Open Vis Conf 2016: Everything is Seasonal
In April 2016, I spoke to an audience of 500+ people at OpenVisConf on the topic "Everything is Seasonal."
Abstract: People, and our data, are heavily influenced by our regular hourly, daily, weekly, seasonal and annual patterns, as well as by typical (holidays, weather variation) and one-off (natural disasters, electrical outages, war...) aberrations to these patterns.
Time series analysis must take seasonality and seasonal variation into consideration, but so should any analysis comparing data at two different points in time. For example, frustrated with how much worse the traffic has gotten from July to November? Worried it's just going to keep getting worse? Consider that most commuters take a week's vacation during the 8 weeks of summer, but almost nobody takes vacation in early November. Based on that alone, you'd expect there to be around 14% more cars on the road in early November than in July.

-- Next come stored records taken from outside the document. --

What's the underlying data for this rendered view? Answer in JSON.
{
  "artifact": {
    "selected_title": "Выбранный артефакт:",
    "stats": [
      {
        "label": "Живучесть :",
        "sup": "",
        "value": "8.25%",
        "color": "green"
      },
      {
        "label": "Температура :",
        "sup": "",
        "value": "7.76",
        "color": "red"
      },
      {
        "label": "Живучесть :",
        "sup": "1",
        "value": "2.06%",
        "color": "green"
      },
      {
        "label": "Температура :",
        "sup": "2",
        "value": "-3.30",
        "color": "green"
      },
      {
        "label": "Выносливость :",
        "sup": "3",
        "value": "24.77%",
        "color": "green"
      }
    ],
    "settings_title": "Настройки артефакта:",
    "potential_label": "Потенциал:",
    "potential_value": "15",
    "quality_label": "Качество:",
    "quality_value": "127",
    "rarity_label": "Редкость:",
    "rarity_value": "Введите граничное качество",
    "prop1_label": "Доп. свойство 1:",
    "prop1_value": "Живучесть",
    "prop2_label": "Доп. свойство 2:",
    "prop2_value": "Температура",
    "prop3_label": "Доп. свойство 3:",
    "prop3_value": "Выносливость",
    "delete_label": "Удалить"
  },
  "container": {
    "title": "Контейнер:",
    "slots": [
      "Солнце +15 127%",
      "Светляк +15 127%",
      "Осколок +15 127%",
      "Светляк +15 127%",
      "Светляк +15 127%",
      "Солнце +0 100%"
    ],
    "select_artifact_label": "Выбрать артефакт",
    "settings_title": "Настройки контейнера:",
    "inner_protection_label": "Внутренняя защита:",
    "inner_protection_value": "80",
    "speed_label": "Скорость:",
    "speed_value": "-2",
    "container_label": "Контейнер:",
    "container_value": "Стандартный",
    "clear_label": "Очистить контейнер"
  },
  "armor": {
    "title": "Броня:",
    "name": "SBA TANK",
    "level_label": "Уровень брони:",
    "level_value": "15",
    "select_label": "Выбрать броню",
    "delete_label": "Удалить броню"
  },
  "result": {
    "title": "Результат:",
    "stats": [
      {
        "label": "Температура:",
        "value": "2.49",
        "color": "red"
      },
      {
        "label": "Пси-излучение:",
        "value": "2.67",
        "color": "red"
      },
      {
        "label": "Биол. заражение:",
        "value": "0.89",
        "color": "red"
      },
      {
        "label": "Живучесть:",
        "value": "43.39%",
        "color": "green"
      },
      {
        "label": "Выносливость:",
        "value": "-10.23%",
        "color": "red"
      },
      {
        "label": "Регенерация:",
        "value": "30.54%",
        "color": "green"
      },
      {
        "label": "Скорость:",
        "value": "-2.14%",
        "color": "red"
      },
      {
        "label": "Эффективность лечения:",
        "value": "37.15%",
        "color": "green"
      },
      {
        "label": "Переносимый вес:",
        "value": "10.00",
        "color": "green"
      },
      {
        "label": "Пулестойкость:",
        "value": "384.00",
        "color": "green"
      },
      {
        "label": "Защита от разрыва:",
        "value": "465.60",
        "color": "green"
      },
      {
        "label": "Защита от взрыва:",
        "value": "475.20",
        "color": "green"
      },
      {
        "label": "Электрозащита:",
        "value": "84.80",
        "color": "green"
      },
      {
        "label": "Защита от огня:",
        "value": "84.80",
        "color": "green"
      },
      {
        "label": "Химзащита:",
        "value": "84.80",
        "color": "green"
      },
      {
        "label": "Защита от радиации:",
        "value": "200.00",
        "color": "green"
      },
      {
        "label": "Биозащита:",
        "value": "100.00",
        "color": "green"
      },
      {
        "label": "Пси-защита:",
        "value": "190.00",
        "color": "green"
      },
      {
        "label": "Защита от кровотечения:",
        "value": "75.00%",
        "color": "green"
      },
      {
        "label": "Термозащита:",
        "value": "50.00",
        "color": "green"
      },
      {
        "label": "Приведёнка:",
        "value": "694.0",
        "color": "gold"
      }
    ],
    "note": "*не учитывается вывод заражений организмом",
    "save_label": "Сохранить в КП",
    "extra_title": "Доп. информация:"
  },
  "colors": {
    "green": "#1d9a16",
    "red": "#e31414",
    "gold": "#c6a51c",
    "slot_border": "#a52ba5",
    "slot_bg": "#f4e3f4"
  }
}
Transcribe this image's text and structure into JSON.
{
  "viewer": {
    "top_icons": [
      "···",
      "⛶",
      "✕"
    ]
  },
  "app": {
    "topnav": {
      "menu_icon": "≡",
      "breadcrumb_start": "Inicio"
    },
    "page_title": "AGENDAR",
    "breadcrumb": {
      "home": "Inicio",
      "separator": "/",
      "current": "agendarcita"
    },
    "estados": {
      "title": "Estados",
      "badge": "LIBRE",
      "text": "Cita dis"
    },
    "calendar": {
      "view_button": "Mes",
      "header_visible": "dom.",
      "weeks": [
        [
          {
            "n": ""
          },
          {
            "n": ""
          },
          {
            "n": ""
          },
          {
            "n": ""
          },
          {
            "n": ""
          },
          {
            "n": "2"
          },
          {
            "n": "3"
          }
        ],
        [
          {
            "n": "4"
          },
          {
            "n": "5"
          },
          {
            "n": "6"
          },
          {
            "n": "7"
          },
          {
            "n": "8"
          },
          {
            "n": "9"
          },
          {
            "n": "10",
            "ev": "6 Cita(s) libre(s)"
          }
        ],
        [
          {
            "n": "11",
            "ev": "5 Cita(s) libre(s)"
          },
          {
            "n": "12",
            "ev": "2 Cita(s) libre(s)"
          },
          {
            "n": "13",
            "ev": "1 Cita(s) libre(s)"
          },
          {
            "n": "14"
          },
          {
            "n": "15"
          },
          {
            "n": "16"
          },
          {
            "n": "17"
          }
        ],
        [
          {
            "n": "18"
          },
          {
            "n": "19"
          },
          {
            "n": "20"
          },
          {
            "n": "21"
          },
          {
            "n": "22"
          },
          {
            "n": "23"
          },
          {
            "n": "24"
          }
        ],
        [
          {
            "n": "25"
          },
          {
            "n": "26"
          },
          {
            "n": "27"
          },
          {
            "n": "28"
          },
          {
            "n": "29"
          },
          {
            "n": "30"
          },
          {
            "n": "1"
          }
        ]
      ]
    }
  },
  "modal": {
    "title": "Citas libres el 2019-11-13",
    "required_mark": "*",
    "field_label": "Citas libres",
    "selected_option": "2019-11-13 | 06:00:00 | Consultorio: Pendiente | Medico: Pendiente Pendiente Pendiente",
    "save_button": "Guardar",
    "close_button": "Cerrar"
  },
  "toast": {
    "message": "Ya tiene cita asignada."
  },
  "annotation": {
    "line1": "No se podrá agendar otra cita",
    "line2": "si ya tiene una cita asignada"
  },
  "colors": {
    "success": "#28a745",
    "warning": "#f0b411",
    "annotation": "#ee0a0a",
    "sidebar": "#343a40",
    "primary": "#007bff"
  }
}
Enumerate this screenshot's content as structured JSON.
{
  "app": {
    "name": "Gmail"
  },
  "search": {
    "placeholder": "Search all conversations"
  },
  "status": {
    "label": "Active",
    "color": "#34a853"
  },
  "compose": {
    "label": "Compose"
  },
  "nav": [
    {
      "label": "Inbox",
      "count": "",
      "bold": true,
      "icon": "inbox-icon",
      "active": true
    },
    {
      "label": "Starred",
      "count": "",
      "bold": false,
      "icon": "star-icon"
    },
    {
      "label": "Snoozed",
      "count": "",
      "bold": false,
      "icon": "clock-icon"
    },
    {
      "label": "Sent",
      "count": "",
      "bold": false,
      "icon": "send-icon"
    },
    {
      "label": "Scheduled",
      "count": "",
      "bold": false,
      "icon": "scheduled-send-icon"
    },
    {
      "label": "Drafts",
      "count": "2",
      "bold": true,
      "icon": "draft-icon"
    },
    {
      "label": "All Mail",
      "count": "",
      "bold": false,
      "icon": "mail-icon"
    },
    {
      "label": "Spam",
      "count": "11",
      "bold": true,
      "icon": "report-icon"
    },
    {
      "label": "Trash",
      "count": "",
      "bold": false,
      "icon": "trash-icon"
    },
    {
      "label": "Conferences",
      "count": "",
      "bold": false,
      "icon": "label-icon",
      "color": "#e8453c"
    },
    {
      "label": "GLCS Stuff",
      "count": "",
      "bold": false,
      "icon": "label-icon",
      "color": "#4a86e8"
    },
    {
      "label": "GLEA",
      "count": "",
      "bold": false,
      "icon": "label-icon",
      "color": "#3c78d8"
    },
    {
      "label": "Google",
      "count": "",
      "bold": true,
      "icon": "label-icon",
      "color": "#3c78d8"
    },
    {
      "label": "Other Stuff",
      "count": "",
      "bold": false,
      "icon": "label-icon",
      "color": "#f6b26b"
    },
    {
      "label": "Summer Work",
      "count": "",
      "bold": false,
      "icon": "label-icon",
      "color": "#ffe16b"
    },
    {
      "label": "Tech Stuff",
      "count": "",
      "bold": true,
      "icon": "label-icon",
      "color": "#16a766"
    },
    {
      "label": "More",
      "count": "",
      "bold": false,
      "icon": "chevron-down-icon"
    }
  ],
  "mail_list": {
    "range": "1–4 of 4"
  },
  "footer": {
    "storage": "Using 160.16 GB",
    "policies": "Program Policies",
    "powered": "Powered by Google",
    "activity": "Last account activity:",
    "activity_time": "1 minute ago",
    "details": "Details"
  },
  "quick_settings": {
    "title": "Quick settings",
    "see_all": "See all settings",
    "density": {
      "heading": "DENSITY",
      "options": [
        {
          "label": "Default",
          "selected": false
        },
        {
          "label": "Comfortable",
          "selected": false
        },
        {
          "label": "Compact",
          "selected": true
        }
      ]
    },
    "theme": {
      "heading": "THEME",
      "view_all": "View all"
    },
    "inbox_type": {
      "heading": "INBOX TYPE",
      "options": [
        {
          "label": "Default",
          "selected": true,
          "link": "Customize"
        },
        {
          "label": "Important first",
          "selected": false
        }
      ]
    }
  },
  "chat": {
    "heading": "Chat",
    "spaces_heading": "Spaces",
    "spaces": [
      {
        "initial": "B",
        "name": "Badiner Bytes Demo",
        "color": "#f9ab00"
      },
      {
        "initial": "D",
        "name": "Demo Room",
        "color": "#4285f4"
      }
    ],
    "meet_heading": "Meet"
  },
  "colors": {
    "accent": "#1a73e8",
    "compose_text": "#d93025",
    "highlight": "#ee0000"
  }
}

This talk uses examples to illustrate 6 key recommendations for thinking about the role of seasonality in your data, both to avoid (sometimes surprising) pitfalls and to reveal insights that are too often aggregated away.